Directions —
Report only the number of lines in this material that include "поиска".

Excerpted data —
↓
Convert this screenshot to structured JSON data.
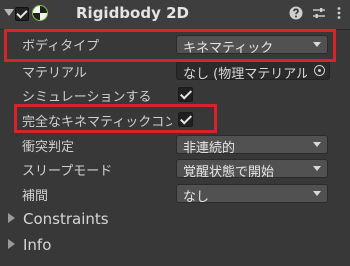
{
  "component": {
    "title": "Rigidbody 2D",
    "enabled": true
  },
  "properties": {
    "body_type": {
      "label": "ボディタイプ",
      "value": "キネマティック"
    },
    "material": {
      "label": "マテリアル",
      "value": "なし (物理マテリアル"
    },
    "simulated": {
      "label": "シミュレーションする",
      "checked": true
    },
    "full_kinematic": {
      "label": "完全なキネマティックコンタ",
      "checked": true
    },
    "collision_detection": {
      "label": "衝突判定",
      "value": "非連続的"
    },
    "sleep_mode": {
      "label": "スリープモード",
      "value": "覚醒状態で開始"
    },
    "interpolate": {
      "label": "補間",
      "value": "なし"
    }
  },
  "sections": [
    {
      "label": "Constraints"
    },
    {
      "label": "Info"
    }
  ],
  "colors": {
    "highlight": "#d9232a",
    "background": "#383838"
  }
}
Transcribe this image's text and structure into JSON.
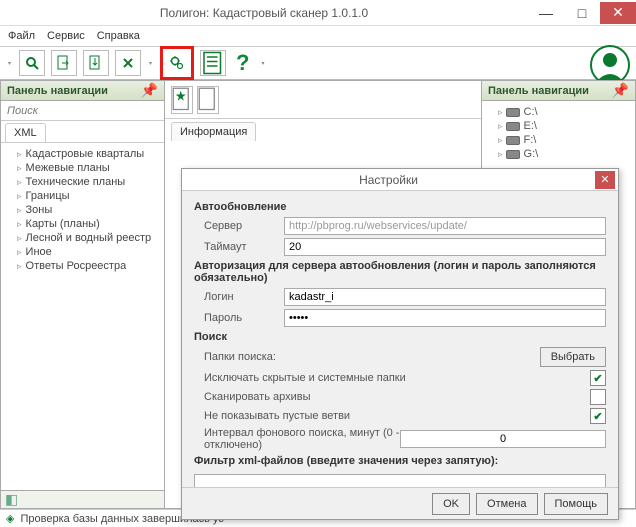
{
  "window": {
    "title": "Полигон: Кадастровый сканер 1.0.1.0",
    "min": "—",
    "max": "□",
    "close": "✕"
  },
  "menu": {
    "file": "Файл",
    "service": "Сервис",
    "help": "Справка"
  },
  "toolbar": {
    "question": "?"
  },
  "left_panel": {
    "title": "Панель навигации",
    "search_ph": "Поиск",
    "tab": "XML",
    "items": [
      "Кадастровые кварталы",
      "Межевые планы",
      "Технические планы",
      "Границы",
      "Зоны",
      "Карты  (планы)",
      "Лесной и водный реестр",
      "Иное",
      "Ответы Росреестра"
    ]
  },
  "center": {
    "info_tab": "Информация"
  },
  "right_panel": {
    "title": "Панель навигации",
    "drives": [
      "C:\\",
      "E:\\",
      "F:\\",
      "G:\\"
    ]
  },
  "status": {
    "text": "Проверка базы данных завершилась ус"
  },
  "dialog": {
    "title": "Настройки",
    "autoupdate": {
      "heading": "Автообновление",
      "server_l": "Сервер",
      "server_v": "http://pbprog.ru/webservices/update/",
      "timeout_l": "Таймаут",
      "timeout_v": "20",
      "auth_text": "Авторизация для сервера автообновления (логин и пароль заполняются обязательно)",
      "login_l": "Логин",
      "login_v": "kadastr_i",
      "pass_l": "Пароль",
      "pass_v": "•••••"
    },
    "search": {
      "heading": "Поиск",
      "folders_l": "Папки поиска:",
      "choose_btn": "Выбрать",
      "opt1": "Исключать скрытые и системные папки",
      "opt2": "Сканировать архивы",
      "opt3": "Не показывать пустые ветви",
      "interval_l": "Интервал фонового поиска, минут (0 - отключено)",
      "interval_v": "0"
    },
    "filter": {
      "heading": "Фильтр xml-файлов (введите значения  через запятую):",
      "value": ""
    },
    "buttons": {
      "ok": "OK",
      "cancel": "Отмена",
      "help": "Помощь"
    }
  }
}
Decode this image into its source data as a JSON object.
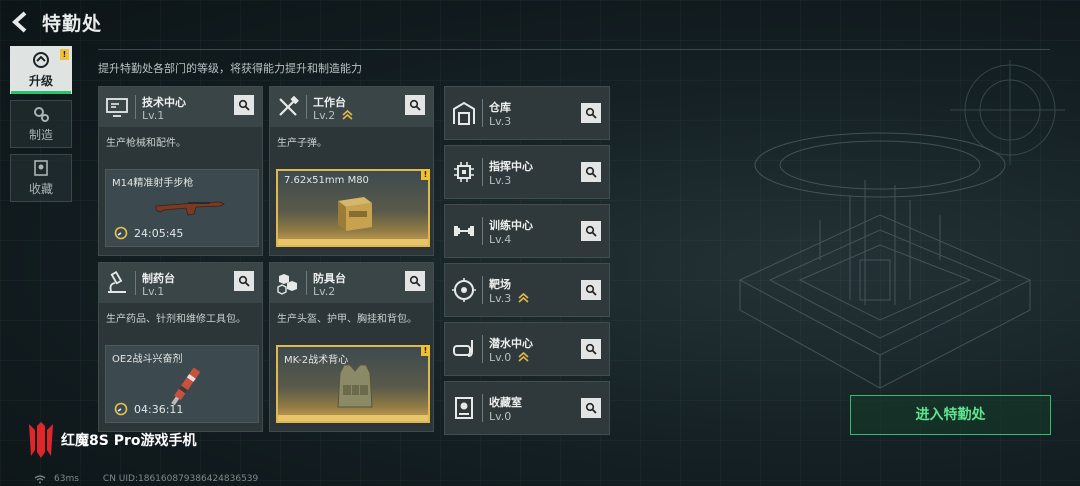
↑
Completed task —
2